Pursuing several concurrent paths of personal development opens you up to so much. By embracing several passions that feed off each other, you open up a world of possibility you otherwise would miss.”
29. Still the best podcast around. Smart folks talking rationally and thinking for themselves about political, business, geopolitical and cultural issues.
30. So many great places listed here. The point is about having a great quality of life at a good price. ie. Value which is not something you will get in most US/Western European cities.
Then you invest any remaining money into assets. On the list: I favor Taiwan, Georgia (the country), Argentina & Vietnam & Mexico. Ukraine, Portugal & Serbia goes without saying.
31. “many Bitcoin critics see it as just a Visa-like payment platform, and analyze its performance and costs by “transactions per second.” But Bitcoin is not a fintech company competing with Visa. It is a decentralized asset competing to be the new global reserve currency, aiming to inherit the role gold once had and the role the dollar holds today.
The world relies on the U.S. dollar and U.S. treasuries, giving America unparalleled and outsized economic dominance. Nearly 90% of international currency transactions are in dollars, 60% of foreign exchange reserves are held in dollars and almost 40% of the world’s debt is issued in dollars, even though the U.S. only accounts for around 20% of global GDP. This special status that the dollar enjoys was born in the 1970s through a military pact between America and Saudi Arabia, leading the world to price oil in dollars and stockpile U.S. debt.
As we emerge from the 2020 pandemic and financial crisis, American elites continue to enjoy the exorbitant privilege of issuing the ultimate monetary good and numéraire for energy and finance.”
32. I like this story. Leaning into what makes u different. Good for her.
“In modelling, looking different is a blessing not a curse and it gives me a platform to raise awareness of albinism.”
33. This is one of the best tweet storms on predictions for future of work that will appear before 2025.
34. I normally bag on these things but this could work. Another influencer trying the VC thing. But glad he is thinking big & understanding the importance of ownership and equity.
“A lot of social media creators get pigeonholed or told they have to grow their account really large, go for brand deals, try to become a musician or become an actor,” Richards said. “They’re kind of held to that stigma. We want to break that.
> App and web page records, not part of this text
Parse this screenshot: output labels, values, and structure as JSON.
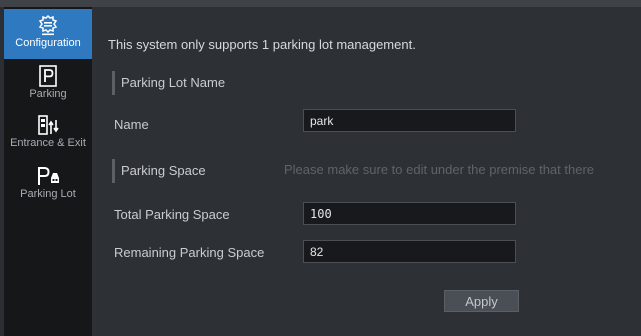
{
  "sidebar": {
    "items": [
      {
        "label": "Configuration",
        "icon": "gear-config-icon",
        "active": true
      },
      {
        "label": "Parking",
        "icon": "parking-p-icon",
        "active": false
      },
      {
        "label": "Entrance & Exit",
        "icon": "entrance-exit-icon",
        "active": false
      },
      {
        "label": "Parking Lot",
        "icon": "parking-lot-icon",
        "active": false
      }
    ]
  },
  "main": {
    "notice": "This system only supports 1 parking lot management.",
    "parking_lot_section": "Parking Lot Name",
    "name_label": "Name",
    "name_value": "park",
    "parking_space_section": "Parking Space",
    "parking_space_hint": "Please make sure to edit under the premise that there",
    "total_label": "Total Parking Space",
    "total_value": "100",
    "remaining_label": "Remaining Parking Space",
    "remaining_value": "82",
    "apply_label": "Apply"
  },
  "colors": {
    "accent": "#2f79c0",
    "sidebar_bg": "#151719",
    "content_bg": "#2d3035"
  }
}
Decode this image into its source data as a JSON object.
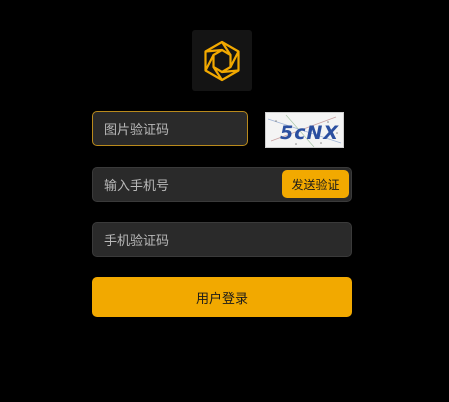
{
  "logo": {
    "icon": "hexagon-logo-icon",
    "color": "#f2a900"
  },
  "image_captcha": {
    "placeholder": "图片验证码",
    "captcha_text": "5cNX"
  },
  "phone": {
    "placeholder": "输入手机号",
    "send_code_label": "发送验证"
  },
  "sms_code": {
    "placeholder": "手机验证码"
  },
  "login": {
    "label": "用户登录"
  },
  "colors": {
    "accent": "#f2a900",
    "background": "#000000",
    "field": "#2a2a2a"
  }
}
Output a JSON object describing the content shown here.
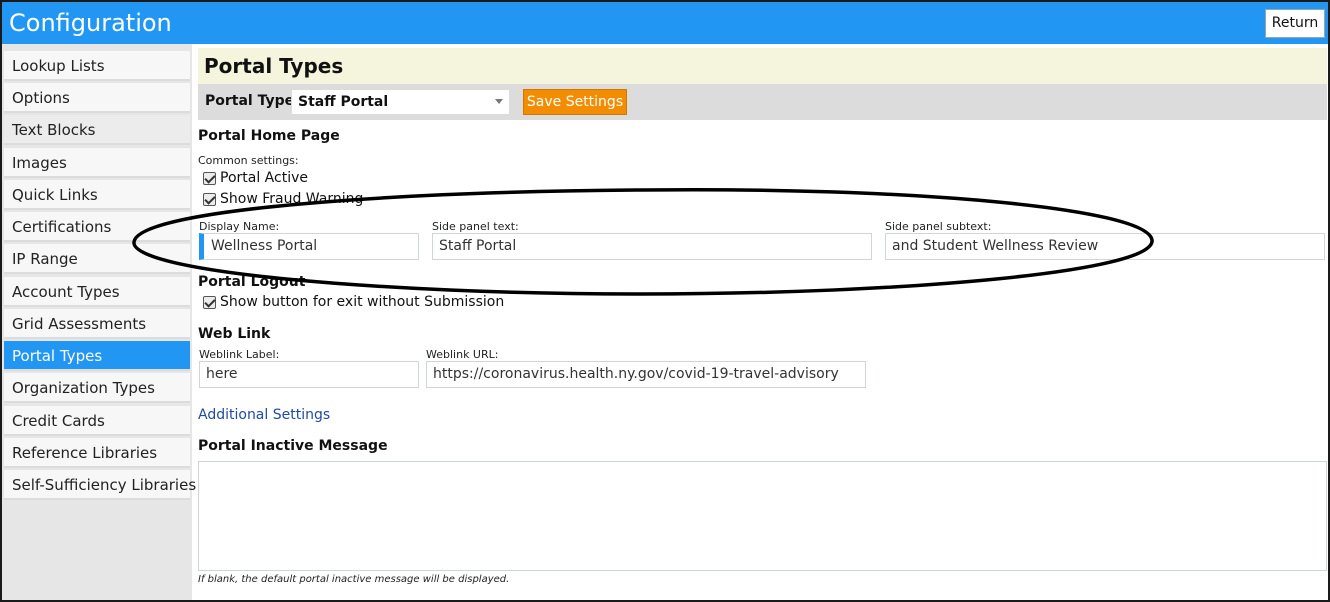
{
  "header": {
    "title": "Configuration",
    "return_label": "Return"
  },
  "sidebar": {
    "items": [
      {
        "label": "Lookup Lists"
      },
      {
        "label": "Options"
      },
      {
        "label": "Text Blocks"
      },
      {
        "label": "Images"
      },
      {
        "label": "Quick Links"
      },
      {
        "label": "Certifications"
      },
      {
        "label": "IP Range"
      },
      {
        "label": "Account Types"
      },
      {
        "label": "Grid Assessments"
      },
      {
        "label": "Portal Types"
      },
      {
        "label": "Organization Types"
      },
      {
        "label": "Credit Cards"
      },
      {
        "label": "Reference Libraries"
      },
      {
        "label": "Self-Sufficiency Libraries"
      }
    ],
    "active": "Portal Types"
  },
  "main": {
    "title": "Portal Types",
    "toolbar": {
      "portal_type_label": "Portal Type:",
      "portal_type_value": "Staff Portal",
      "save_label": "Save Settings"
    },
    "home_page": {
      "heading": "Portal Home Page",
      "common_label": "Common settings:",
      "portal_active_label": "Portal Active",
      "portal_active_checked": true,
      "fraud_warning_label": "Show Fraud Warning",
      "fraud_warning_checked": true,
      "display_name_label": "Display Name:",
      "display_name_value": "Wellness Portal",
      "side_panel_text_label": "Side panel text:",
      "side_panel_text_value": "Staff Portal",
      "side_panel_subtext_label": "Side panel subtext:",
      "side_panel_subtext_value": "and Student Wellness Review"
    },
    "logout": {
      "heading": "Portal Logout",
      "exit_button_label": "Show button for exit without Submission",
      "exit_button_checked": true
    },
    "web_link": {
      "heading": "Web Link",
      "label_label": "Weblink Label:",
      "label_value": "here",
      "url_label": "Weblink URL:",
      "url_value": "https://coronavirus.health.ny.gov/covid-19-travel-advisory"
    },
    "additional_settings_link": "Additional Settings",
    "inactive": {
      "heading": "Portal Inactive Message",
      "value": "",
      "hint": "If blank, the default portal inactive message will be displayed."
    }
  },
  "colors": {
    "header_blue": "#2196f3",
    "save_orange": "#f28c00",
    "title_bar": "#f5f4dc",
    "annotation": "#000000"
  },
  "annotation": {
    "shape": "hand-drawn ellipse",
    "highlights": "display name and side panel fields"
  }
}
That’s what we’re all about, proving people wrong.”
35. This politicization of everything is the reason the USA, Canada & Western Europe are going down the tubes. This is why freedom of speech, rational discussion and questioning media narrative is even more critical these days.
“In other words, knowledge is useful in large part because it leads to more knowledge. Suppressing a piece of knowledge also suppresses everything else you might subsequently learn as a result.”
36. This sums up Digital Decolonization. Great write up here.
“Most societies around the world are nearly two-thirds under the age of thirty-five. They were not raised with the mindset of people of my generation with a certain view of America’s role of leadership in the world. They have assumed access to technology with easy, convenient, available information, products, and services. They are global day one, because bottom up experiences are one click away. And dissatisfied by top-town institutions’ inability to act, they are taking the reins of impact themselves.
In my world, the old American playbook as access to technology increased was to show up where a market was big enough, or outsource where labor markets were cheap enough. And for years overall, that worked. The Facebook, Instagram, WhatsApp, Google, or Intel of almost anywhere has been, well, Facebook, Instagram, WhatsApp, Google, and Intel.
This is no longer the case. For the first time, billions of people have local and regional choice. They no longer have to accept only one-stop-shop products from the United States but have access to services more attuned to their realities and cultural differences.”
Listen to this Newsletter: https://listencat.com/the-hard-fork-by-marvin-liao-podcast/